Skilled Counsel on Support Obligations

Whether a child's parents have gotten divorced or were never married in the first place, that child deserves financial support from both parents to the best of their ability. When a couple that has previously formed an economic unit gets divorced, one spouse may also have a right to financial support.

Both parties will be required to disclose all financial accounts and pay records as part of this process.
There are several types of alimony: permanent periodic, durational, rehabilitative, transitional/bridge the gap and temporary.

At James C. Campbell, LLC, in Shalimar, Florida, we help clients pursue fair child and spousal support outcomes. Contact us to talk to experienced family lawyer.

Ensuring Children Get the Support They Deserve

Child support in Florida is based on a formula that takes into account the income of each parent. Once the basic child support amount is determined, it can be supplemented by specific obligations for medical coverage, life insurance, day care and other expenses. Each party will be required to complete a financial affidavit that must be filed with the court as part of this process

As a "rule of thumb" way of estimating one's initial child support obligation use the following percentages of one's net from all sources: one child 21 percent, two children 33 percent, three children 44 percent, four children 48 percent. The only allowable deductions from gross income to determine net income are federal withholding taxes, Social Security, Medicare and health insurance for that parent. Note: day care, health insurance, etc., are over and above the basic child support calculations. Also, if a payer spouse or parent exercises at least 20 percent of the 365 annual time sharing opportunities, that person could receive a reduction in child support. The more overnights actually exercised over and above the 20 percent figure, the greater the reduction. As the percentage of overnights increase the "Rule of Thumb" becomes less reliable

One major issue in some child support cases is accurately measuring the income of someone who owns a business, holds multiple jobs or earns irregular income. We can help you pursue a fair income determination for yourself or your spouse.

The state of Florida's administrative child support enforcement procedure can be time-consuming. When you need immediate action on child support enforcement, we can help.

Our attorneys can also help you seek modification of a child support obligation when the circumstances underlying the determination (the income of the parents and the supplemental needs of the child) have permanently changed (refer to Florida statute 61.30). The change of circumstances must be substantial, material and unanticipated at the entry of the last support order and the change of circumstances must have occurred since the entry of the last order.
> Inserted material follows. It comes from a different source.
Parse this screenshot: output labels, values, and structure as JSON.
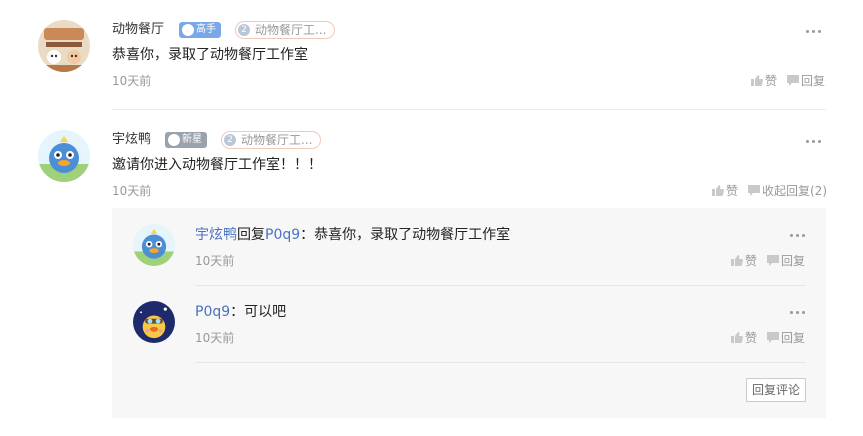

You cannot relitigate the same facts over and over. This is referred to as res judicata, or the matter has already been adjudicated.

Contact us to learn more about your rights under the Florida child support laws and how we can help you pursue a desirable outcome. We serve clients in Okaloosa County and throughout the Panhandle.

Understanding Alimony in Florida

Spousal support, also known as alimony or spousal maintenance, is designed to maintain the lifestyle of one spouse who, during the marriage, came to depend economically on the other spouse. Alimony can be granted permanently or temporarily and depends on factors like the length of the marriage, the standard of living during the marriage and the disparity in income between the spouses. Refer to Florida Statute 61.08.

The court may also grant temporary support to one spouse during the divorce process and may grant spousal maintenance when a couple separates but does not divorce.